▸ WORK REQUEST
Extract every line from the records below that contains the word "رغودة".

▸ RECORDED INFORMATION
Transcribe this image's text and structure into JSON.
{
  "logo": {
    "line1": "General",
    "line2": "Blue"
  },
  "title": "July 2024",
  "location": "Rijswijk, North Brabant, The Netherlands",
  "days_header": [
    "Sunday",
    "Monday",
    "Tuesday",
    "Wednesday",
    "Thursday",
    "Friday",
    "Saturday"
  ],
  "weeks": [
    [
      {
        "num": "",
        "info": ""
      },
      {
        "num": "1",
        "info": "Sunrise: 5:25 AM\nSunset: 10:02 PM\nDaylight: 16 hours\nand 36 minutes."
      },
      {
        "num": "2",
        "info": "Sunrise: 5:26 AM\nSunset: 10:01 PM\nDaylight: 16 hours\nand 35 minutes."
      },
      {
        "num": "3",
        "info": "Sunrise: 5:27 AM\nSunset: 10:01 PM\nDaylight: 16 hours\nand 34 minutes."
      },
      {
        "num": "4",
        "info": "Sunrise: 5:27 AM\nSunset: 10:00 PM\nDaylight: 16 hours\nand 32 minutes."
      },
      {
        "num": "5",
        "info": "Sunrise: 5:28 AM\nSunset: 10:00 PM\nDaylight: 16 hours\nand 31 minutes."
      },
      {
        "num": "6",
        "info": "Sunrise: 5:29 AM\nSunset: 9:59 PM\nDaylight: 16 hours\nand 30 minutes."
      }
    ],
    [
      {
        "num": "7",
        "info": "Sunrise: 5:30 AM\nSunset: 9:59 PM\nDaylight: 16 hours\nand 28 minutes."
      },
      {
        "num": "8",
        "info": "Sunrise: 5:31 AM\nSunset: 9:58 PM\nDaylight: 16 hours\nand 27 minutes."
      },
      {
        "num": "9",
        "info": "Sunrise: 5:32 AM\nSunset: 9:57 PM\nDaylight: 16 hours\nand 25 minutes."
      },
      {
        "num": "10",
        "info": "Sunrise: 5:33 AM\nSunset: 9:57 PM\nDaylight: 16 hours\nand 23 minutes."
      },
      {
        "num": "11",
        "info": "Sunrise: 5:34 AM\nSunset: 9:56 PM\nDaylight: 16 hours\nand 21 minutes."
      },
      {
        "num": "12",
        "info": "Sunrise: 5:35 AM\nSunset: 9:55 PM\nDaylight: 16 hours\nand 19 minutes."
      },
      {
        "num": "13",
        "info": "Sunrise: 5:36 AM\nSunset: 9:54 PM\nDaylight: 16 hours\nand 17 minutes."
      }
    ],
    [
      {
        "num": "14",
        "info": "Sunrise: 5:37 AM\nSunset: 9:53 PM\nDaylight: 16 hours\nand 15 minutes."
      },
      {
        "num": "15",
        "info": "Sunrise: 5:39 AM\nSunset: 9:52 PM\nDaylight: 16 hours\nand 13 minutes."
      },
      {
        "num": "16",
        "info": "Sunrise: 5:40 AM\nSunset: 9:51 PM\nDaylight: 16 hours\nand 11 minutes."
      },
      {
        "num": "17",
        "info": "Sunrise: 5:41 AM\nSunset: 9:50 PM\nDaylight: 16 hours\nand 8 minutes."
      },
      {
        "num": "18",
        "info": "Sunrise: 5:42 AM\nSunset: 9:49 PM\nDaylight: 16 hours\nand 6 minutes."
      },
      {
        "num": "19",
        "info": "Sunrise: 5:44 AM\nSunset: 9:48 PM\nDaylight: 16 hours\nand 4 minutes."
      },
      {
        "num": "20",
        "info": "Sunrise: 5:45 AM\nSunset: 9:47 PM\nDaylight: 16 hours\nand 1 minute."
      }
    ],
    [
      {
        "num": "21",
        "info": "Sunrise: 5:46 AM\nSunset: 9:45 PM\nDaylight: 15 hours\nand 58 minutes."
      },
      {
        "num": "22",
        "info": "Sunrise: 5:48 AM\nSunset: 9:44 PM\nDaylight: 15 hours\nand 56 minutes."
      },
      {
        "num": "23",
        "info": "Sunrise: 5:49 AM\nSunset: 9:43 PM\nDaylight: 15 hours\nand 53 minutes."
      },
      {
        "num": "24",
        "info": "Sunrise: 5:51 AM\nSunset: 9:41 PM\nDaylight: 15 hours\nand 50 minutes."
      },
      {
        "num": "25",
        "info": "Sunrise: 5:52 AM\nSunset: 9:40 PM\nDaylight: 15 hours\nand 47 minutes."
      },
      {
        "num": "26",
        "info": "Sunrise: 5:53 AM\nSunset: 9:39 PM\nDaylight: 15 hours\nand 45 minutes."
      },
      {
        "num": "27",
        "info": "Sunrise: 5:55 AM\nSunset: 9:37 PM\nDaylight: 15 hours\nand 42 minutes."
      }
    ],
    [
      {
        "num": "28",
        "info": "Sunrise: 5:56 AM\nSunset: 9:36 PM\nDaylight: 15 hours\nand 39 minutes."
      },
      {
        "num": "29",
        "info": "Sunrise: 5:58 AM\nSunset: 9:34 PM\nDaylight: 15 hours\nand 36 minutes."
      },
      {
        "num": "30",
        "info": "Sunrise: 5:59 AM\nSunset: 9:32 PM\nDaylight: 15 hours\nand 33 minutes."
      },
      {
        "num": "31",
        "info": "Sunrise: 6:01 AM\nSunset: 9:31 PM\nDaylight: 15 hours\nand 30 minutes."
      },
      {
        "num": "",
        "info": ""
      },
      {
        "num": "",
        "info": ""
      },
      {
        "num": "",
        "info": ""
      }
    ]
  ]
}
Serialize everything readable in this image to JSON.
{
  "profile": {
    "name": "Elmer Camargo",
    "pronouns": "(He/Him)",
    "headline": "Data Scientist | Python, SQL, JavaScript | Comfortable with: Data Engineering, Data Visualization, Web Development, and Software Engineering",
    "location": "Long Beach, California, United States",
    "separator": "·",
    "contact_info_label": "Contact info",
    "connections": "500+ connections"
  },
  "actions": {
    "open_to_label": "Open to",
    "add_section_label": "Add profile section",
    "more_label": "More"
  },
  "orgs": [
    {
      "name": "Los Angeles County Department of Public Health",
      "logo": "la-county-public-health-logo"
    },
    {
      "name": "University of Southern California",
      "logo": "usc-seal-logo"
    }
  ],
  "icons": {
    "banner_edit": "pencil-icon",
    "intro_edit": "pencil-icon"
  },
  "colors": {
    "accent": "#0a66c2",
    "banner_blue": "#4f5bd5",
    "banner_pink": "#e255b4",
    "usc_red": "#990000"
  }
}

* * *

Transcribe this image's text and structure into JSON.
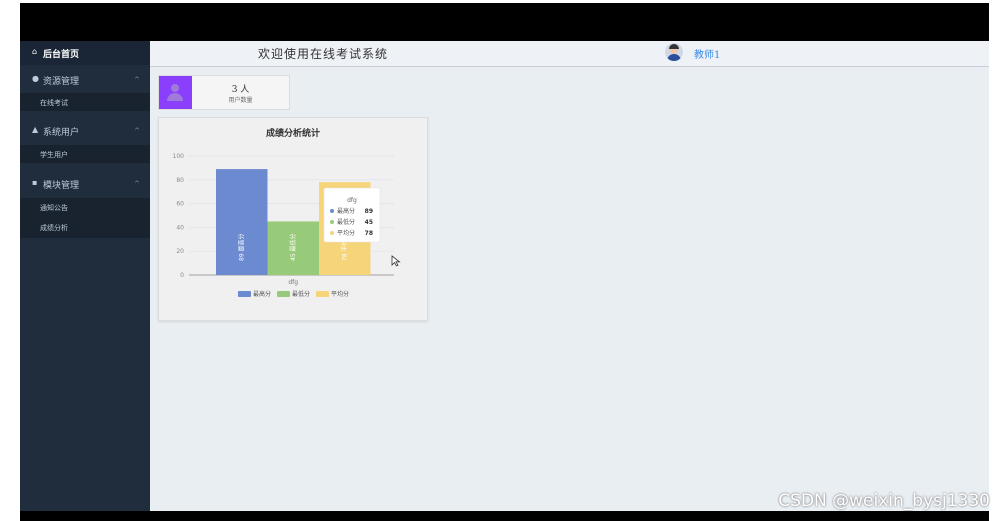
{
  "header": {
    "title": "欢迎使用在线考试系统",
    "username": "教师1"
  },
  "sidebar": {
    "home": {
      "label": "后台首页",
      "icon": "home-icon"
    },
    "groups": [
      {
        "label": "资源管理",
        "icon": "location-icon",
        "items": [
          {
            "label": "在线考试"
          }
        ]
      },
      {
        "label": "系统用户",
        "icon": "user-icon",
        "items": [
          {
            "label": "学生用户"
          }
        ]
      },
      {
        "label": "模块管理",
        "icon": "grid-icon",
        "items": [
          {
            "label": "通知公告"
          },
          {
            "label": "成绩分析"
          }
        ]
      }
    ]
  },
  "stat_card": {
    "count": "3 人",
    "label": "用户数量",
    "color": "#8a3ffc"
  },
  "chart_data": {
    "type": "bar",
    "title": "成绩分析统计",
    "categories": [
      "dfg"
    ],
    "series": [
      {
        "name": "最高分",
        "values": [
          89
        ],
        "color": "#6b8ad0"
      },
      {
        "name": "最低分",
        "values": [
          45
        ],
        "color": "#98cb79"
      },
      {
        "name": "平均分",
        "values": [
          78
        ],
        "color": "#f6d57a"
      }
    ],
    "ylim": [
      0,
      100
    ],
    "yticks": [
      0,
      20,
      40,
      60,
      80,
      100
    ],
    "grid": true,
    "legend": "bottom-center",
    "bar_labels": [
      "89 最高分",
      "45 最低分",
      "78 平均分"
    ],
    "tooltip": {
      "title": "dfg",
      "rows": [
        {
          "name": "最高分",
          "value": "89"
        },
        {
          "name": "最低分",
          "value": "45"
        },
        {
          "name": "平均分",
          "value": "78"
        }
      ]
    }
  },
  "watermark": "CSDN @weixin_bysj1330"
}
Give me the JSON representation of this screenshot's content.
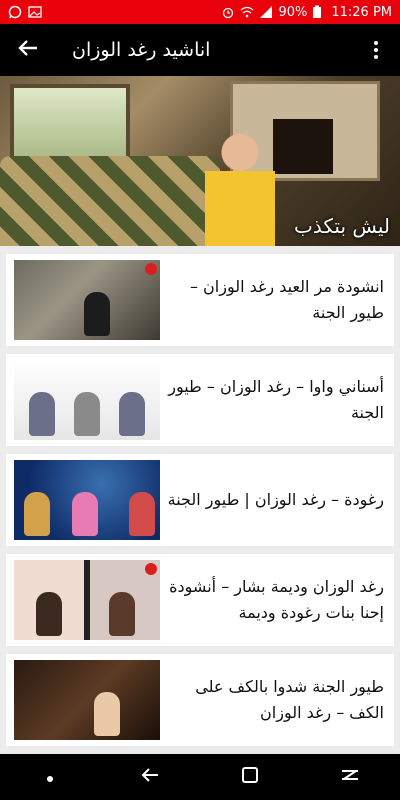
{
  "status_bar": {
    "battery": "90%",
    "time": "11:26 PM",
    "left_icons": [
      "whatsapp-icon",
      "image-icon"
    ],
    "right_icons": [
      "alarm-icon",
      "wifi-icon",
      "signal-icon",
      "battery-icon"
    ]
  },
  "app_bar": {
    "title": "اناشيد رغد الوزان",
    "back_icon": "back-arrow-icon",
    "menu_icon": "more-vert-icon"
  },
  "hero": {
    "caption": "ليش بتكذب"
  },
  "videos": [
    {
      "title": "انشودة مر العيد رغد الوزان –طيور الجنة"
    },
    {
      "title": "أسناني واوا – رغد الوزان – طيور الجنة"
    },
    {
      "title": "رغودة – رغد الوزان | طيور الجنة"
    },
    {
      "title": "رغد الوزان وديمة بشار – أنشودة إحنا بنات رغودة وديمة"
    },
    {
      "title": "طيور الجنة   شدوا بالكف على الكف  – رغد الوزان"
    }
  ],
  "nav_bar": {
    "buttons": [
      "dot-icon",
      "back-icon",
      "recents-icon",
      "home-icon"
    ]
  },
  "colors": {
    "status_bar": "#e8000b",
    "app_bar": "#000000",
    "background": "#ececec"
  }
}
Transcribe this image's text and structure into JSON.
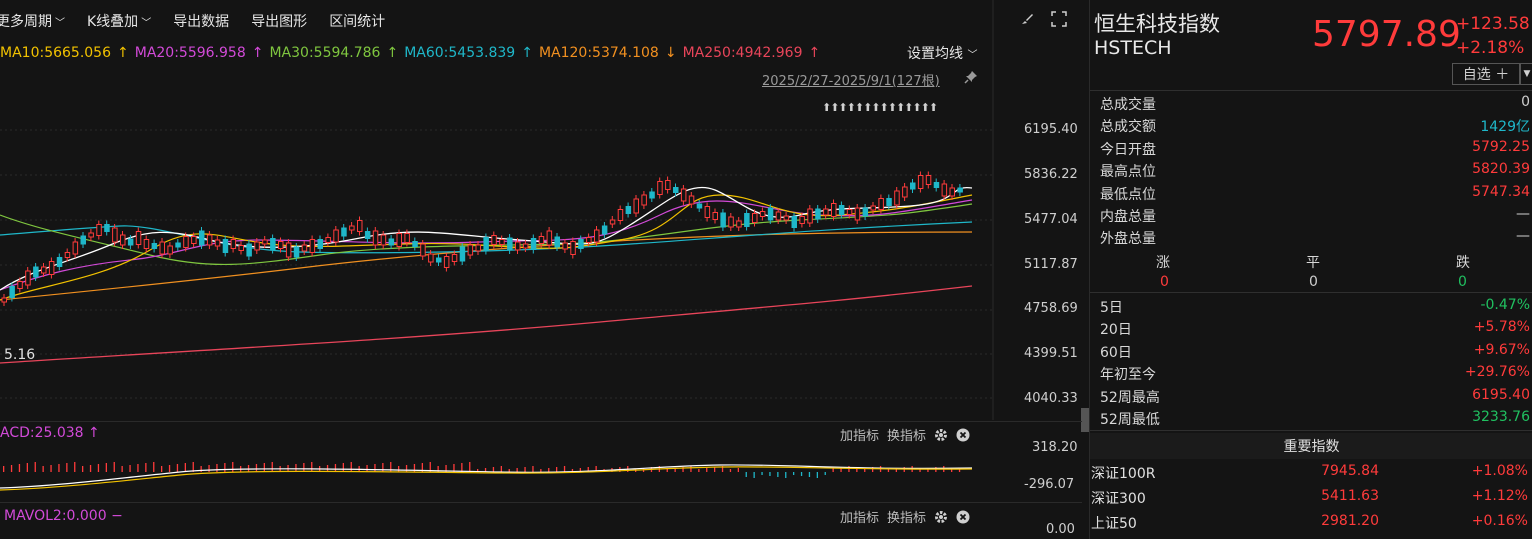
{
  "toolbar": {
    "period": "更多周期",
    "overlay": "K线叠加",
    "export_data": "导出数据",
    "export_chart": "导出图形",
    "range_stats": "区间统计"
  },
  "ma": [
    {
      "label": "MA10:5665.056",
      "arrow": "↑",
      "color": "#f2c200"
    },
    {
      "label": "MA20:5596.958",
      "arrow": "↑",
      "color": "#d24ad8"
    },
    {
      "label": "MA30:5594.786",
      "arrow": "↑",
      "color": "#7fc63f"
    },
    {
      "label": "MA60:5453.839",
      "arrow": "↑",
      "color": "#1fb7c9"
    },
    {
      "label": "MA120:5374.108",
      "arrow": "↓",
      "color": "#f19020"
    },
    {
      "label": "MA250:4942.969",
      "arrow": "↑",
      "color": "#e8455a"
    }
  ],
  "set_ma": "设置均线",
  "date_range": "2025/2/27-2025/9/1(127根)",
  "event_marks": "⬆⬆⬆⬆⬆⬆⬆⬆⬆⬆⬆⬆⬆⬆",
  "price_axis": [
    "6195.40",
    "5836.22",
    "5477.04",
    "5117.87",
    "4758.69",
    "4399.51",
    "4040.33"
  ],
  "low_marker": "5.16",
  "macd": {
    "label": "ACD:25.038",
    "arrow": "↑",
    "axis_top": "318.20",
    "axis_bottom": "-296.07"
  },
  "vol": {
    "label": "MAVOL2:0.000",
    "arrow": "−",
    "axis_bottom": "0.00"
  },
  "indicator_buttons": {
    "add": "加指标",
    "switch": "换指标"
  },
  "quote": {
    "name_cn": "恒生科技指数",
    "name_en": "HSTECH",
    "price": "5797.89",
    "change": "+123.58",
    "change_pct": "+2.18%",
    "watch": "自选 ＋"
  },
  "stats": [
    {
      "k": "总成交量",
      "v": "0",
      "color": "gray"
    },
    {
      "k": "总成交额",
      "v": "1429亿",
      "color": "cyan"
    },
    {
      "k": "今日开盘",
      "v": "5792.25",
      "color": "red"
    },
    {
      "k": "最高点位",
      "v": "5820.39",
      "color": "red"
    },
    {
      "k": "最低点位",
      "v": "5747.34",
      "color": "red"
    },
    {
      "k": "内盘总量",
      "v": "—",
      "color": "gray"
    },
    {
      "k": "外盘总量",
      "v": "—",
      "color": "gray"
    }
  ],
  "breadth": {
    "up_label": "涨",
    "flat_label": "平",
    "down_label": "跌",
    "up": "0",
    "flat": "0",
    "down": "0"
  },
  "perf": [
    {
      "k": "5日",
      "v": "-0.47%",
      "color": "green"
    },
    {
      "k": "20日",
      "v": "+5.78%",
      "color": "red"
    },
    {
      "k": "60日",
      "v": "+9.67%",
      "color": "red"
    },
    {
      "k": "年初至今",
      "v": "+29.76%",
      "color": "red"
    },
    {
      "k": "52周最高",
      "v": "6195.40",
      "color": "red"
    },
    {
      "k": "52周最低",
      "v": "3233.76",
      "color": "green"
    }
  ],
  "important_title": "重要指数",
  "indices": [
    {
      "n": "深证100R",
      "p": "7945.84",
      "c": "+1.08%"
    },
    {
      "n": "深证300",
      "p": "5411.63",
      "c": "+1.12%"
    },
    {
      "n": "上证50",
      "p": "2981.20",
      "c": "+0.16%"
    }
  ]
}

▸ TASK SOLUTION
      "title": "رغودة – رغد الوزان | طيور الجنة"
      "title": "رغد الوزان وديمة بشار – أنشودة إحنا بنات رغودة وديمة"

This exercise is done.